    Your doctor may prescribe medicine to lower blood pressure and cholesterol, reduce swelling and excess fluid in the blood, and treat infections.

  • Nutritional Counseling

    Good nutrition can help reduce swelling, lower cholesterol, and manage diabetes or prevent Type 2 diabetes. You can improve your health by eating a well-balanced diet that’s low in salt and saturated fats. Our dietitians educate you about proper eating, food shopping, label reading, and meal planning and cooking.

Tests

  • Biopsy

    A kidney biopsy is a tissue sample taken from the kidney through a needle and analyzed at a lab. Results help your doctor diagnose the type of kidney disease, assess kidney damage, and determine the best treatment.

  • Blood Tests

    Doctors use blood tests to help diagnose kidney problems and evaluate your kidney function, blood cell counts, and electrolyte levels. During a kidney function test, the glomerular filtration rate (GFR) measures the protein, albumin, and creatinine levels in the blood. These tests help your doctor check for underlying conditions that may be causing nephrotic syndrome.

  • Urinalysis or 24-hour Volume Test

    A urinalysis uses a sample of urine to look for red blood cells, white blood cells, infections, or excessive protein in your urine. Your doctor may also use a 24-hour collection to measure the amount of urine you produce over that time, and scan for the same factors as a standard urinalysis.

Accepted Insurances
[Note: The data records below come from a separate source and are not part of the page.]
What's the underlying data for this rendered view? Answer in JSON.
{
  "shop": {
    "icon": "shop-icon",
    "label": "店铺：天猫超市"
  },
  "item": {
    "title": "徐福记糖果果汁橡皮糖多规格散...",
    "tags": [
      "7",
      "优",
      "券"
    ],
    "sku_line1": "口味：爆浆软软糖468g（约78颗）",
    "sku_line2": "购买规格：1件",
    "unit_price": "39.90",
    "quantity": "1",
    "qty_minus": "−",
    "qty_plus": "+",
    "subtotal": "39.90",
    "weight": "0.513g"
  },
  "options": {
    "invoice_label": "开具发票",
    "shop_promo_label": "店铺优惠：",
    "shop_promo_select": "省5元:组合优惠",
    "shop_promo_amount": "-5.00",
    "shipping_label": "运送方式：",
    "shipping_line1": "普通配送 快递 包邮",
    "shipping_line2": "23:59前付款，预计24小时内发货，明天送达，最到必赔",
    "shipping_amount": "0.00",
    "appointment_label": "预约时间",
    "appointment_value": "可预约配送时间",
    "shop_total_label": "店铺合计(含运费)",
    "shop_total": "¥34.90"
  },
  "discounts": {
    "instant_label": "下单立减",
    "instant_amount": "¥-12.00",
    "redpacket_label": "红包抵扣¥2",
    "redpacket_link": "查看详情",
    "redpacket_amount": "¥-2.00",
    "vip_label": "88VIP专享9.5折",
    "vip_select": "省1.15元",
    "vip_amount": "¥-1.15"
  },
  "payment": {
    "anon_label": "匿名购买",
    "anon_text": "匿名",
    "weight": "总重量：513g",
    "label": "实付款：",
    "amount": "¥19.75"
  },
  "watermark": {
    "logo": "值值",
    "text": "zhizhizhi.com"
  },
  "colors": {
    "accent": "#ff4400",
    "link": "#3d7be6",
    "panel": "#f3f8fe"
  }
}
Note: Health plans that are currently contracted with UHealth are listed below. However, please check with your insurance provider to verify that UHealth is part of your provider network.